▶ **Data provided**
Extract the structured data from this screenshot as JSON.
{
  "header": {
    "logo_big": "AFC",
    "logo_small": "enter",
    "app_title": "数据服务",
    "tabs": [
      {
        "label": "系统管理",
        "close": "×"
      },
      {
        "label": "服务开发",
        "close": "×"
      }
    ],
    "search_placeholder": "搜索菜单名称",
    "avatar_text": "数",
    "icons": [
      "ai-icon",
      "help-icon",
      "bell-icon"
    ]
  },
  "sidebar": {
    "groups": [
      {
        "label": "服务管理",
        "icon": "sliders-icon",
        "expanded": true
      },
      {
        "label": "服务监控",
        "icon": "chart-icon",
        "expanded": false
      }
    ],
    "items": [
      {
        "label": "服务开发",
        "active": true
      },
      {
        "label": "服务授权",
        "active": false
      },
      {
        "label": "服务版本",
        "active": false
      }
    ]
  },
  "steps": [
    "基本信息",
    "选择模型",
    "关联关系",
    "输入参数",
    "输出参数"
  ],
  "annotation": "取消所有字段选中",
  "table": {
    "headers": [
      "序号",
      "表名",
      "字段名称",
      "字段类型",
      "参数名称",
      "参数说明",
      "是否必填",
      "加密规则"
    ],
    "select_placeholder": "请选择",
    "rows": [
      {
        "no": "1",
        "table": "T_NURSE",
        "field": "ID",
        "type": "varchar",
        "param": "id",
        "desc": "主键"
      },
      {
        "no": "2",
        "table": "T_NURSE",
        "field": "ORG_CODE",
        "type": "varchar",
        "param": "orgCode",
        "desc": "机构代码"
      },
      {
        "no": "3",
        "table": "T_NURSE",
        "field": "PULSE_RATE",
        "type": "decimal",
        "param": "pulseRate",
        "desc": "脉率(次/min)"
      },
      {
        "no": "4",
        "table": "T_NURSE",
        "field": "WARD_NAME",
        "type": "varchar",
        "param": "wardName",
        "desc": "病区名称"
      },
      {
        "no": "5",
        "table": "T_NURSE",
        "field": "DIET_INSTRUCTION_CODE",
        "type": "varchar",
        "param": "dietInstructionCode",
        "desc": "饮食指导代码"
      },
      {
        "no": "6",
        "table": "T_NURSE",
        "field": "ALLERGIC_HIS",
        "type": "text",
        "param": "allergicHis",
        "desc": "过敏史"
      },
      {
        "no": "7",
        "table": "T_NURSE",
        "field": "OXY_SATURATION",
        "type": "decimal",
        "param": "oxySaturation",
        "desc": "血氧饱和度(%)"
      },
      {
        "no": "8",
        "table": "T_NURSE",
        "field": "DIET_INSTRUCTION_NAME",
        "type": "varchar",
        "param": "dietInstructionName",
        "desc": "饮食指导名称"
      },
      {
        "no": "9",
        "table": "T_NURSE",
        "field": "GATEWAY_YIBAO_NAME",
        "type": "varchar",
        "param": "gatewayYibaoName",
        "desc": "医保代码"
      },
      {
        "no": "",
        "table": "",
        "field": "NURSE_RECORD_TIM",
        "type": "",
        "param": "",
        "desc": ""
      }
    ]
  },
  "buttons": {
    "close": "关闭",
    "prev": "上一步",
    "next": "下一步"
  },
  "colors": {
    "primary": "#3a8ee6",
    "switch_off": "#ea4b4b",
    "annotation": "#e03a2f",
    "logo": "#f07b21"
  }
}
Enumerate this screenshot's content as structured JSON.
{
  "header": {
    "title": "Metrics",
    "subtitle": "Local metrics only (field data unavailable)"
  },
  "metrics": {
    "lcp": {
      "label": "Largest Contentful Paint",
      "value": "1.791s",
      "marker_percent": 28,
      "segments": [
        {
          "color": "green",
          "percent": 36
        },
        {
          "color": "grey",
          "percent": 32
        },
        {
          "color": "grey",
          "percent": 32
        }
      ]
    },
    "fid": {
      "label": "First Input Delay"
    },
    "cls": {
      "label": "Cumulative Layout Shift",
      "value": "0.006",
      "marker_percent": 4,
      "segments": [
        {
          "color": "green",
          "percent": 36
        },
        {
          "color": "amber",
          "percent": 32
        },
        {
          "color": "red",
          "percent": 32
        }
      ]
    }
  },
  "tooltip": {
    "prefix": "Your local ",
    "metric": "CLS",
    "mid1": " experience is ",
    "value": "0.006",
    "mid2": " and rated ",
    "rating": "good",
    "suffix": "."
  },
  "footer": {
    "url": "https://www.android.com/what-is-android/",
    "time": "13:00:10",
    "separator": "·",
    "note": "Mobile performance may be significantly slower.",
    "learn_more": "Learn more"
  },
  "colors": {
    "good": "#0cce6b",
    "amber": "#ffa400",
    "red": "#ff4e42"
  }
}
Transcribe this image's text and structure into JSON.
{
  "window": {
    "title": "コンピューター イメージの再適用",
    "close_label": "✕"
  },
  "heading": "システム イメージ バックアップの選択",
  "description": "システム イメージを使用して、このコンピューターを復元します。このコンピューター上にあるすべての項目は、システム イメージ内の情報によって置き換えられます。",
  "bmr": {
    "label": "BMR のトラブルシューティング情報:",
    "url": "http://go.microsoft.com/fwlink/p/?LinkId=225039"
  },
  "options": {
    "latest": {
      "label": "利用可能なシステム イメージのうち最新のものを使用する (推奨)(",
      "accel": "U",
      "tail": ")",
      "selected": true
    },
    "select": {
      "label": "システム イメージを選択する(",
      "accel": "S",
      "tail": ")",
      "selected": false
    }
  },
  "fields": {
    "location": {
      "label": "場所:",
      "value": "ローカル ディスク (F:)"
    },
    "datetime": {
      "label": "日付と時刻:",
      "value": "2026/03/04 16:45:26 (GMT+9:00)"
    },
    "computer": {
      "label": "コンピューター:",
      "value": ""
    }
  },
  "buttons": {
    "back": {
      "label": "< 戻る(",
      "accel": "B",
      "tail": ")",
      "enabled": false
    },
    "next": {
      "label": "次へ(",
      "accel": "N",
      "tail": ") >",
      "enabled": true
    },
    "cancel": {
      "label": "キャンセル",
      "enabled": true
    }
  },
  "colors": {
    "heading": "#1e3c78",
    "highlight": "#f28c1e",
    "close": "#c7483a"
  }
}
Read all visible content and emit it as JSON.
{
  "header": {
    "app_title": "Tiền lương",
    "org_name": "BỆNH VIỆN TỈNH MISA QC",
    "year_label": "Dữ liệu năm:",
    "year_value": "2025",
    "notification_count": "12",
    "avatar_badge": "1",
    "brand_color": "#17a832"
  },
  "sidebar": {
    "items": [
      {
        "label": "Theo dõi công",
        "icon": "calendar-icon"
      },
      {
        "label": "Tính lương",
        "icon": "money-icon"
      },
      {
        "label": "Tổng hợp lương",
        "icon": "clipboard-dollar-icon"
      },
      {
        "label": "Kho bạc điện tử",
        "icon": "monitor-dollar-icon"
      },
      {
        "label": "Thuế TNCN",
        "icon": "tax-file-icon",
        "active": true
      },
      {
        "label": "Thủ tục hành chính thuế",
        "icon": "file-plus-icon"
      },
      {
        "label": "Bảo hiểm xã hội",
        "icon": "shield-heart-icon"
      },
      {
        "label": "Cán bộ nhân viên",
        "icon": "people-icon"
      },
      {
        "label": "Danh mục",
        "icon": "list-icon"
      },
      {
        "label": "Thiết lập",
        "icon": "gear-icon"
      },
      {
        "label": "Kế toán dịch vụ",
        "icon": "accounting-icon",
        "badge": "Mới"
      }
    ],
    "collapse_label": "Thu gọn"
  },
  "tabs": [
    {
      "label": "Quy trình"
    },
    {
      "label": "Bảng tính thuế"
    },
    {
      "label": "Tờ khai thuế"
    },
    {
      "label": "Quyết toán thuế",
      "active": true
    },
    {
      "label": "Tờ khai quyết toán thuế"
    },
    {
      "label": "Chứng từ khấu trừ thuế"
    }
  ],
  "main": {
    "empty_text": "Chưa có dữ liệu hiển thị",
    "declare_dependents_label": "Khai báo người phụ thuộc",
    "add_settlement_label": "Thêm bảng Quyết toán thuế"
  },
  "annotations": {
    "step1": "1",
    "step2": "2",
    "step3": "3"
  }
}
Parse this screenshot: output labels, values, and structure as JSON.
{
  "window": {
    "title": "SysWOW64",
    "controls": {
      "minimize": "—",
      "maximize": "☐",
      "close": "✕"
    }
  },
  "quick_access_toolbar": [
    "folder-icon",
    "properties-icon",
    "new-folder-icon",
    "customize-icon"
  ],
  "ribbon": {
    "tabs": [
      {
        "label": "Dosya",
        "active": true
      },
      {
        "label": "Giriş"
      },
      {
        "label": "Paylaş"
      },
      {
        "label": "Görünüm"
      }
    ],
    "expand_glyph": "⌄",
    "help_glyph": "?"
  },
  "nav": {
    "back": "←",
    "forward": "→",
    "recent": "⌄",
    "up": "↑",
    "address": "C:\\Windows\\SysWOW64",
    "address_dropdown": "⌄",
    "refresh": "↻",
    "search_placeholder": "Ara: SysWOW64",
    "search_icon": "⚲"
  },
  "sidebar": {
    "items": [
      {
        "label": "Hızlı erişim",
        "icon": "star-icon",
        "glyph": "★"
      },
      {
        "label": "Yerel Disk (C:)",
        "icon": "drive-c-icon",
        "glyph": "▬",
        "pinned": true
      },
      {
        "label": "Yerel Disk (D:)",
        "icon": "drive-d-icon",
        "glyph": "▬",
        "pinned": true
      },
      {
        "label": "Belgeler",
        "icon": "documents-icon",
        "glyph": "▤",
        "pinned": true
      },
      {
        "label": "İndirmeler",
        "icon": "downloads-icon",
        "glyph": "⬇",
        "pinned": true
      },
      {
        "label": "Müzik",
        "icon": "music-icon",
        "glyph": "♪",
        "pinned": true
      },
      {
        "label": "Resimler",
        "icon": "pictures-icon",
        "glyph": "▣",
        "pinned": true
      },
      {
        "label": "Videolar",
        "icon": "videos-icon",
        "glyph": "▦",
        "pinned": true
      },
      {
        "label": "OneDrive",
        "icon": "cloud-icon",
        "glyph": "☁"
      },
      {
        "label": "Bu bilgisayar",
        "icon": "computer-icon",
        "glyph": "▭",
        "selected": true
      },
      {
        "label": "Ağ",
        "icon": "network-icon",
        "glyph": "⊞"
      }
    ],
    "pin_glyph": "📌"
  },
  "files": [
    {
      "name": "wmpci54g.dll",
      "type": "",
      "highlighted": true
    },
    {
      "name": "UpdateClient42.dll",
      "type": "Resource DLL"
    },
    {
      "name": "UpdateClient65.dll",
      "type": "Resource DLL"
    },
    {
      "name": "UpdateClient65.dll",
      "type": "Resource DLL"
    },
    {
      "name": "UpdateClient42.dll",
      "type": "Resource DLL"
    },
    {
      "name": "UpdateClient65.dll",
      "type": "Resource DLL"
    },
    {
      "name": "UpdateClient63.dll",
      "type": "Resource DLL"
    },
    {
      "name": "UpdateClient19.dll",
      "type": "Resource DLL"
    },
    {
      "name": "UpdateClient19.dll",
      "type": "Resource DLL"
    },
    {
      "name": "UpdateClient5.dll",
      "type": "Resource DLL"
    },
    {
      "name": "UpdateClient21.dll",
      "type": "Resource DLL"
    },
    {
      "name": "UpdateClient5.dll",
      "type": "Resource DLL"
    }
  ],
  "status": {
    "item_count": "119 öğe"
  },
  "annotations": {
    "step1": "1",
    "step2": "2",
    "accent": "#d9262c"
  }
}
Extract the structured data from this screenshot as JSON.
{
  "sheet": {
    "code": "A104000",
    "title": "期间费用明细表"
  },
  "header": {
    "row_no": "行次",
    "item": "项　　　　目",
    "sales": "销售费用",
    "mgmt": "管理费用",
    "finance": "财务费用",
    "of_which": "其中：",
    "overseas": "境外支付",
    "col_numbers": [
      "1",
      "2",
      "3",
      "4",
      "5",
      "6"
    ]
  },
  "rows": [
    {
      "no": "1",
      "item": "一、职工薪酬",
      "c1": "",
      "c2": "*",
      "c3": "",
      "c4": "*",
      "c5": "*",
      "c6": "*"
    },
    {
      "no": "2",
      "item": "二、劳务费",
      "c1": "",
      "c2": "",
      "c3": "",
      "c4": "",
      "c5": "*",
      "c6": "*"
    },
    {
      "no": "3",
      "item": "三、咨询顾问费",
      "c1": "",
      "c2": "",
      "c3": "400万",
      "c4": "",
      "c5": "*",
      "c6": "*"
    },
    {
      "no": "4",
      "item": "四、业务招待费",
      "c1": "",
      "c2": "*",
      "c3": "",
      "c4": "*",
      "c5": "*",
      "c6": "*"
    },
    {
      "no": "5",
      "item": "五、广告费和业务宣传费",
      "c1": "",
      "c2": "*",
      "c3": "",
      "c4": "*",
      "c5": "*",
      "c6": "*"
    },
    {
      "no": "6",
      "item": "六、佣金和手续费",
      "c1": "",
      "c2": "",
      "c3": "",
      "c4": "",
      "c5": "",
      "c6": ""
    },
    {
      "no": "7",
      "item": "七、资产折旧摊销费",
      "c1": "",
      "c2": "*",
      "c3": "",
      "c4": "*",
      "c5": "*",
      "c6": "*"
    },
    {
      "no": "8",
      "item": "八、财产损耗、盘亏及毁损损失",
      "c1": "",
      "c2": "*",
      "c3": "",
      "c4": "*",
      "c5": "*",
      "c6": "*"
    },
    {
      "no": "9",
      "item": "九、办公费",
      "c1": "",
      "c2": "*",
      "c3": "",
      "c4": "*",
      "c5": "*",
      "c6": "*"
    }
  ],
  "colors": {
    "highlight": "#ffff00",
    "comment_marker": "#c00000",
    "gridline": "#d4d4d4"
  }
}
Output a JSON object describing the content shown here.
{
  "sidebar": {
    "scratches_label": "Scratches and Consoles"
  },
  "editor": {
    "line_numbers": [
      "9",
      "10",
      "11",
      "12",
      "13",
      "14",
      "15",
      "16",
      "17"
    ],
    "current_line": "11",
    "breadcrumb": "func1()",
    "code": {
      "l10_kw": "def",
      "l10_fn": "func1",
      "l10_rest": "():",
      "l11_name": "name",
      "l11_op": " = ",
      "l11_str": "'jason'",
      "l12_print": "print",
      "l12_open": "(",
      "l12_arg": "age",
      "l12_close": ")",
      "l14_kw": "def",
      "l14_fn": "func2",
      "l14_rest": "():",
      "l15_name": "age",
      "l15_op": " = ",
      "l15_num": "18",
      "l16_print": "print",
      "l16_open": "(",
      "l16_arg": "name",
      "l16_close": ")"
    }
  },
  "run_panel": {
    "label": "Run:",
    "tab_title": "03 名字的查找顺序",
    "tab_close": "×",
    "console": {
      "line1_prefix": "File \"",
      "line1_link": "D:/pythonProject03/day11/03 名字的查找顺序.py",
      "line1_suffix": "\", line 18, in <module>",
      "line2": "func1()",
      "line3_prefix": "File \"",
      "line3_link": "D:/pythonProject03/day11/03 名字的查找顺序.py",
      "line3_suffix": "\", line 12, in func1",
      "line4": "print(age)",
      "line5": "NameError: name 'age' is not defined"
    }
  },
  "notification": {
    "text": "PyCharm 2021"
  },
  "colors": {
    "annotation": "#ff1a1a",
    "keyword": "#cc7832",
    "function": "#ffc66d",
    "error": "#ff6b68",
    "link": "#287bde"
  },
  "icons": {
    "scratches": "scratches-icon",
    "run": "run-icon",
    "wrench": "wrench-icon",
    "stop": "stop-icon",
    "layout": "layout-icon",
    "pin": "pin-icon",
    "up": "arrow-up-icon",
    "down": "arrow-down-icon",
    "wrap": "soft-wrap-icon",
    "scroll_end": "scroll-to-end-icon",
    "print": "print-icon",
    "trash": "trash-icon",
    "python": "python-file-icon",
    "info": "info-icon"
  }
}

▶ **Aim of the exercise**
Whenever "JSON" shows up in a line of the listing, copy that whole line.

▶ **Exercise response**
Extract the structured data from this screenshot as JSON.
Enumerate this screenshot's content as structured JSON.
Transcribe this image's text and structure into JSON.
Read all visible content and emit it as JSON.
Parse this screenshot: output labels, values, and structure as JSON.
Extract the structured data from this screenshot as JSON.
Output a JSON object describing the content shown here.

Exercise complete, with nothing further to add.